Mieko Kamiya’s book, Ikigai ni Tsuite, talked about freedom as one of the important elements of Ikigai. Freedom comes with risks, danger, and responsibility. Many people choose not to have freedom because it’s difficult. Sometimes we make difficult choices for the freedom of others, and others would see that as a sacrifice of personal freedom, but according to Mieko, it is actually a choice or expression of freedom.

Makoto’s ikigai

Makotos’ ikigai is her family, having them in her life gives her a sense of purpose and happiness. Moreover, her passion for pottery gives her ikigai, it makes her feel alive when she decorates porcelain.

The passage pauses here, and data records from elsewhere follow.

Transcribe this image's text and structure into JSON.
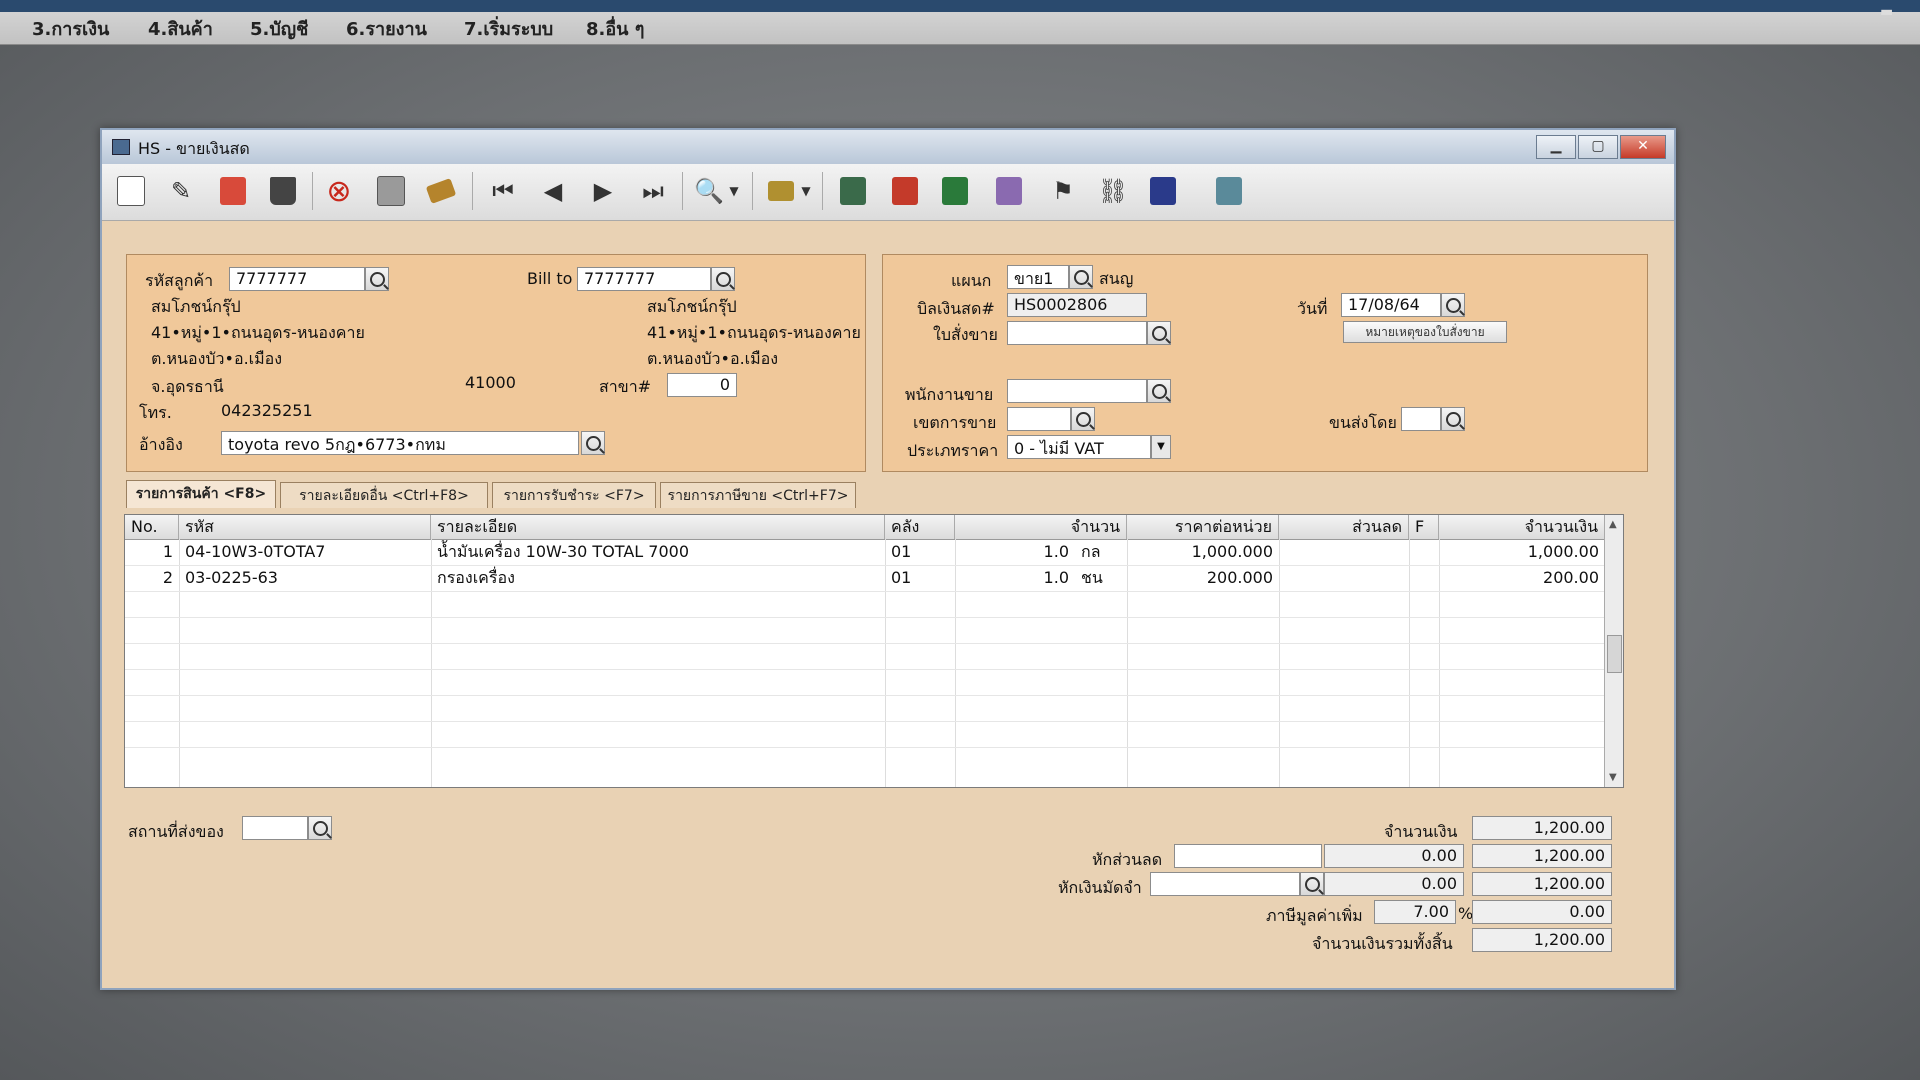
{
  "menu": [
    "3.การเงิน",
    "4.สินค้า",
    "5.บัญชี",
    "6.รายงาน",
    "7.เริ่มระบบ",
    "8.อื่น ๆ"
  ],
  "window": {
    "title": "HS - ขายเงินสด"
  },
  "customer": {
    "code_label": "รหัสลูกค้า",
    "code": "7777777",
    "name": "สมโภชน์กรุ๊ป",
    "addr1": "41•หมู่•1•ถนนอุดร-หนองคาย",
    "addr2": "ต.หนองบัว•อ.เมือง",
    "addr3": "จ.อุดรธานี",
    "zip": "41000",
    "tel_label": "โทร.",
    "tel": "042325251",
    "ref_label": "อ้างอิง",
    "ref": "toyota revo 5กฎ•6773•กทม"
  },
  "billto": {
    "label": "Bill to",
    "code": "7777777",
    "name": "สมโภชน์กรุ๊ป",
    "addr1": "41•หมู่•1•ถนนอุดร-หนองคาย",
    "addr2": "ต.หนองบัว•อ.เมือง",
    "branch_label": "สาขา#",
    "branch": "0"
  },
  "doc": {
    "dept_label": "แผนก",
    "dept": "ขาย1",
    "dept_name": "สนญ",
    "bill_label": "บิลเงินสด#",
    "bill": "HS0002806",
    "date_label": "วันที่",
    "date": "17/08/64",
    "order_label": "ใบสั่งขาย",
    "order": "",
    "note_button": "หมายเหตุของใบสั่งขาย",
    "salesman_label": "พนักงานขาย",
    "salesman": "",
    "area_label": "เขตการขาย",
    "area": "",
    "ship_label": "ขนส่งโดย",
    "ship": "",
    "price_label": "ประเภทราคา",
    "price_type": "0 - ไม่มี VAT"
  },
  "tabs": [
    "รายการสินค้า <F8>",
    "รายละเอียดอื่น <Ctrl+F8>",
    "รายการรับชำระ <F7>",
    "รายการภาษีขาย <Ctrl+F7>"
  ],
  "grid": {
    "headers": [
      "No.",
      "รหัส",
      "รายละเอียด",
      "คลัง",
      "จำนวน",
      "ราคาต่อหน่วย",
      "ส่วนลด",
      "F",
      "จำนวนเงิน"
    ],
    "rows": [
      {
        "no": "1",
        "code": "04-10W3-0TOTA7",
        "desc": "น้ำมันเครื่อง 10W-30 TOTAL 7000",
        "wh": "01",
        "qty": "1.0",
        "unit": "กล",
        "price": "1,000.000",
        "disc": "",
        "f": "",
        "amount": "1,000.00"
      },
      {
        "no": "2",
        "code": "03-0225-63",
        "desc": "กรองเครื่อง",
        "wh": "01",
        "qty": "1.0",
        "unit": "ชน",
        "price": "200.000",
        "disc": "",
        "f": "",
        "amount": "200.00"
      }
    ]
  },
  "footer": {
    "delivery_label": "สถานที่ส่งของ",
    "delivery": "",
    "amount_label": "จำนวนเงิน",
    "amount": "1,200.00",
    "discount_label": "หักส่วนลด",
    "discount_text": "",
    "discount": "0.00",
    "after_discount": "1,200.00",
    "deposit_label": "หักเงินมัดจำ",
    "deposit_text": "",
    "deposit": "0.00",
    "after_deposit": "1,200.00",
    "vat_label": "ภาษีมูลค่าเพิ่ม",
    "vat_rate": "7.00",
    "vat_pct": "%",
    "vat": "0.00",
    "total_label": "จำนวนเงินรวมทั้งสิ้น",
    "total": "1,200.00"
  }
}
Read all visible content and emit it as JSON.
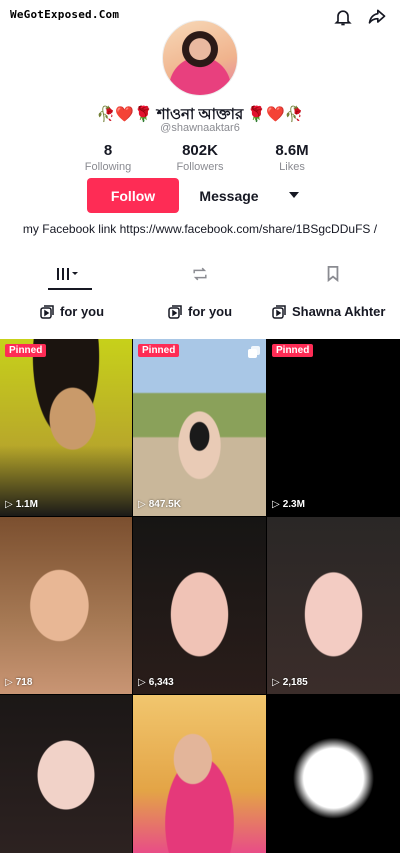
{
  "watermark": "WeGotExposed.Com",
  "profile": {
    "name": "শাওনা আক্তার",
    "name_deco_left": "🥀❤️🌹",
    "name_deco_right": "🌹❤️🥀",
    "handle": "@shawnaaktar6"
  },
  "stats": [
    {
      "value": "8",
      "label": "Following"
    },
    {
      "value": "802K",
      "label": "Followers"
    },
    {
      "value": "8.6M",
      "label": "Likes"
    }
  ],
  "actions": {
    "follow_label": "Follow",
    "message_label": "Message"
  },
  "bio": "my Facebook link https://www.facebook.com/share/1BSgcDDuFS /",
  "playlists": [
    {
      "label": "for you"
    },
    {
      "label": "for you"
    },
    {
      "label": "Shawna Akhter"
    }
  ],
  "videos": [
    {
      "pinned": "Pinned",
      "views": "1.1M"
    },
    {
      "pinned": "Pinned",
      "views": "847.5K"
    },
    {
      "pinned": "Pinned",
      "views": "2.3M"
    },
    {
      "pinned": "",
      "views": "718"
    },
    {
      "pinned": "",
      "views": "6,343"
    },
    {
      "pinned": "",
      "views": "2,185"
    },
    {
      "pinned": "",
      "views": ""
    },
    {
      "pinned": "",
      "views": ""
    },
    {
      "pinned": "",
      "views": ""
    }
  ],
  "colors": {
    "accent": "#fe2c55",
    "text": "#161823",
    "muted": "#8a8b91"
  }
}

Japanese and Western perspectives of Ikigai differ greatly. For the Japanese, Ikigai is not bound by any framework and doesn't revolve around money, personal interests, or societal needs. It is an internal force that brings happiness and self-worth through appreciation, being needed, and feeling valued.